Merry Christmas and Happy Holidays to all –
2018 is almost at an end, and we’re all still here. Both from a family perspective and a broader view, that outcome wasn’t always guaranteed, but I have it on good authority that you shouldn’t “kick a gift horse in the mouth.” (Yes, I know that’s not the way it goes – it’s a family joke that you’re now read into. You’re welcome.)
The year has brought many changes, as usual. Our son Andrew has always been good at giving me gray hair. I got about 10 shades lighter in January, though, when I received a horrid phone call from him from Hawaii, letting me know he was on his way to find a deep hole to sit in while he waited out a nuclear attack warning. No one should ever have to make or receive such a phone call; to make matters worse, such an event seemed possible at the time. It still seems possible, which should give us all a reason to reflect this holiday season.
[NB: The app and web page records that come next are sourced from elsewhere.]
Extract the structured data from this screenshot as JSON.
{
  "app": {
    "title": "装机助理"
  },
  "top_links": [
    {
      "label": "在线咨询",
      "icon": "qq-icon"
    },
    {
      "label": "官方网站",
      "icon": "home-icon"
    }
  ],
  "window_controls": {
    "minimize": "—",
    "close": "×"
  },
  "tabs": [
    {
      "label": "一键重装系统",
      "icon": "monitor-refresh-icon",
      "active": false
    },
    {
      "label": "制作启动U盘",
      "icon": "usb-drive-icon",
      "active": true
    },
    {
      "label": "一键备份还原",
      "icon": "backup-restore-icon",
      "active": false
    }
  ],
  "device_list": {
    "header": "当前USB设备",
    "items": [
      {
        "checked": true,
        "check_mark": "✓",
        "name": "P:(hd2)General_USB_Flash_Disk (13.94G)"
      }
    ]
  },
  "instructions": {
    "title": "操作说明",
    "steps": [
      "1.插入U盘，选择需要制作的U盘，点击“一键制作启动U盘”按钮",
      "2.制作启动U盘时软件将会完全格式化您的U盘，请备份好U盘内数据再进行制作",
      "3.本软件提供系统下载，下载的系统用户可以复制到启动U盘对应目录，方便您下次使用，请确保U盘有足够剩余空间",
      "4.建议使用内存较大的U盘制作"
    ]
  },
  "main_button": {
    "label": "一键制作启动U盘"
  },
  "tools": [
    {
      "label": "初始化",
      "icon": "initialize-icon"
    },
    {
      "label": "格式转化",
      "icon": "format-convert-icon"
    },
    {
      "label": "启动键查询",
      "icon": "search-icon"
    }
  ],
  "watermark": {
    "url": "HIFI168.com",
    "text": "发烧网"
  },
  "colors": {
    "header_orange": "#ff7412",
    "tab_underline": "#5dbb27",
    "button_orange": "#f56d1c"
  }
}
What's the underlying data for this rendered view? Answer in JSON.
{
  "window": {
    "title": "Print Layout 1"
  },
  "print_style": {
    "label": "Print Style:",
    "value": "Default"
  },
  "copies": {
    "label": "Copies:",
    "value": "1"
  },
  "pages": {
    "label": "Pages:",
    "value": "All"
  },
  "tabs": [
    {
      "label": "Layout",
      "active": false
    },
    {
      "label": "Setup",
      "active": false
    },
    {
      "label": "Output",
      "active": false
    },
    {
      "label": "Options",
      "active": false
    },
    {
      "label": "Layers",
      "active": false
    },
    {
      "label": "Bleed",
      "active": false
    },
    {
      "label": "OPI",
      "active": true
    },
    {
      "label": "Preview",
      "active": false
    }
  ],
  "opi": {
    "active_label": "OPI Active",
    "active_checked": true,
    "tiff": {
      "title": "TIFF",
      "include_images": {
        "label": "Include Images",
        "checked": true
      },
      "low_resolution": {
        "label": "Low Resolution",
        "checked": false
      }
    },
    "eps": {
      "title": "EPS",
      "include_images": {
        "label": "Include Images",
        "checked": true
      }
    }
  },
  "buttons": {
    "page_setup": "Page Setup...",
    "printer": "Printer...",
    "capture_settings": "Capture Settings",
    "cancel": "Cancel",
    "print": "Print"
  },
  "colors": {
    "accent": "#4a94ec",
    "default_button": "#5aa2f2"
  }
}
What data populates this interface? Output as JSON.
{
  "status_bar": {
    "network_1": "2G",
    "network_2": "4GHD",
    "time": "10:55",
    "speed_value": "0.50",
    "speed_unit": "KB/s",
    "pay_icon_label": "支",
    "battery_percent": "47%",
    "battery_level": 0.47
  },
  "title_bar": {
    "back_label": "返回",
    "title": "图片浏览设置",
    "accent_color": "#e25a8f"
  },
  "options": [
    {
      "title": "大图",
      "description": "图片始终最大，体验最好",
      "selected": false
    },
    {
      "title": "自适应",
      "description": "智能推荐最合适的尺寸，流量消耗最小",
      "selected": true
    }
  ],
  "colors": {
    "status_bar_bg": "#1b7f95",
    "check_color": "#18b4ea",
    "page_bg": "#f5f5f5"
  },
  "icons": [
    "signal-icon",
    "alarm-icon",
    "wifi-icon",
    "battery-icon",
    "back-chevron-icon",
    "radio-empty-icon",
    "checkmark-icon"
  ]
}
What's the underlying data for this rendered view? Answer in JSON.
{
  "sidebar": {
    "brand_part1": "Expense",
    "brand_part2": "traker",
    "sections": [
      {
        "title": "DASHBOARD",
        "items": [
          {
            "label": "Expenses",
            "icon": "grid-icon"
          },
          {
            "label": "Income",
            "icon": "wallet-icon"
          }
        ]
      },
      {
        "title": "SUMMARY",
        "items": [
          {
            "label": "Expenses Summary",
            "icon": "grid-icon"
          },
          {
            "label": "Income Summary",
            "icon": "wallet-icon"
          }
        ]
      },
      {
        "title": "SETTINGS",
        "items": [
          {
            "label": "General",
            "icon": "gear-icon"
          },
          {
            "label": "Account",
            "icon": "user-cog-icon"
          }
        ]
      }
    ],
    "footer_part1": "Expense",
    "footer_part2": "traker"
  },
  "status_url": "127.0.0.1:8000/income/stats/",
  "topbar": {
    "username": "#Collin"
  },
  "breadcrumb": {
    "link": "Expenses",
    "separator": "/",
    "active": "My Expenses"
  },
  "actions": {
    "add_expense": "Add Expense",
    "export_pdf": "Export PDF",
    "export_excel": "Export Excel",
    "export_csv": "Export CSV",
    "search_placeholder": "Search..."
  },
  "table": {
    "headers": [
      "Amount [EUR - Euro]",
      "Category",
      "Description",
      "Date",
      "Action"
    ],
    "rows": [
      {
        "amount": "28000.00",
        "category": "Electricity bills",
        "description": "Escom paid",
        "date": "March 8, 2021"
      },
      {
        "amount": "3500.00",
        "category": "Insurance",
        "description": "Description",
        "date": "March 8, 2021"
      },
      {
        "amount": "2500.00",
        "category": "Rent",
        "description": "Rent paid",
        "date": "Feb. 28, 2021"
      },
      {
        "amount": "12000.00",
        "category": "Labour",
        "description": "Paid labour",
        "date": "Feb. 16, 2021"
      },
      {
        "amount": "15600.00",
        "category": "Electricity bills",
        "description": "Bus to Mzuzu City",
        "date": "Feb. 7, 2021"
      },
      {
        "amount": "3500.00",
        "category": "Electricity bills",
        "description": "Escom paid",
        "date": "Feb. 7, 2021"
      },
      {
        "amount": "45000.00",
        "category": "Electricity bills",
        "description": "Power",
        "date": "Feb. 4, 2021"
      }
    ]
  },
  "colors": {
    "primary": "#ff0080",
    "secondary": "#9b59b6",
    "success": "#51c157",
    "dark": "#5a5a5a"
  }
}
Andrew is now no longer a Hawaiian – he is a Michigander (or whatever you call someone living in Detroit – “crazy,” maybe?) with yet another of the coolest jobs in the world. He works for Kuka Robotics, teaching people how to program and operate some of the most impressive technology on the planet. Amy went to visit him during a teaching assignment he had at a college in Greenville, South Carolina. She watched him set up a robotics laboratory and teach a class in programming, and even visited a brewery with him (who IS this woman?). Amy is relatively unimpressed with anything that isn’t either dead or 150 years old, but she can’t hide the fact that even SHE was impressed. And, as an added bonus, Andrew promises to put a good word in with his robot masters when the machines finally take over the world. It’s always nice to have a friend on the inside.
Amy is no longer a schoolgirl, at least for now. She graduated from Texas State University with a Masters degree in Legal Studies, a paralegal certificate with an endorsement in mediation and arbitration, and a strong ability and nearly uncontrollable desire to win arguments. While she hones her talents on me and weighs her options for which portion of the world she’ll conquer first, she is putting the finishing touches on the book she and a colleague have been working on for some time. It started off as a commentary on current events, but enough time has passed that it’s now a book on a specific subset of Texas history during the Civil War. I suppose that if you wait long enough, everything becomes history. I joke with her that she only has two speeds – “asleep” and “damn the torpedoes.” I think her switch is broken in the “on” position. Between her writing and her legal activities, she still works on family genealogy (dusty courthouses and old cemeteries) and catches the occasional catnap.
Rebecca and Christopher (I’ll refer to them as “Rebecctopher” for the next little while) successfully weathered storms, heat, cold, fire, mechanical difficulties, and missing dogs to complete an epic vacation adventure in the Western U.S. this fall. The plan was for Rebecctopher to take leaves of absence from gainful employment for several months, to complete the teardown and reassembly in working order of a road beast Nissan pickup truck, to complete the outfitting of the aforementioned road beast for off-the-grid rough living, to plan a path in space and time that would take them to interesting and meaningful places before either the money, the leave time, or the interpersonal patience ran out, and to do all of this in the company of a sweet-natured but intellectually challenged canine who (bless his heart) is composed of equal parts fart and slobber. The plan came together, and they had a wonderful time. They both learned to cultivate patience, that sometimes you don’t tell the WHOLE truth to your spouse, and that dog slobber is not poisonous. They also taught ME something, for the next time I decide to rebuild a pickup truck from scratch (what? – I do it all the time): if you’re going to go to the effort to build a pickup truck from a large box of parts, don’t neglect to rebuild the carburetor too. They are safe, happy, and back at home with a collection of great pictures, stories, and memories. Next on the list – buying a house. Stand by for news.
Yeah, I’M still here. Since we last spoke, I’ve volunteered for the SA Moves Foundation, the Davis Phinney Foundation, and an unnamed pharmaceutical company, spoken about living in defiance of Parkinson’s in about a dozen cities, ridden my bike for about 2000 miles (including with Andrew and Chris on the 50-mile Texas 4000 Atlas Ride), received multiple bites from a pit bull, and worked with Amy on the process of solving logic puzzles. So far I’ve survived, although some activities are riskier than others. I’m currently producing an audiobook version of my last book (Walking With Parkinson: Finding Faith, Purpose, and Peace), which will be available in January. Although the disease continues to progress, I continue to find ways to misbehave and fight back.
Love to you and yours from me and mine –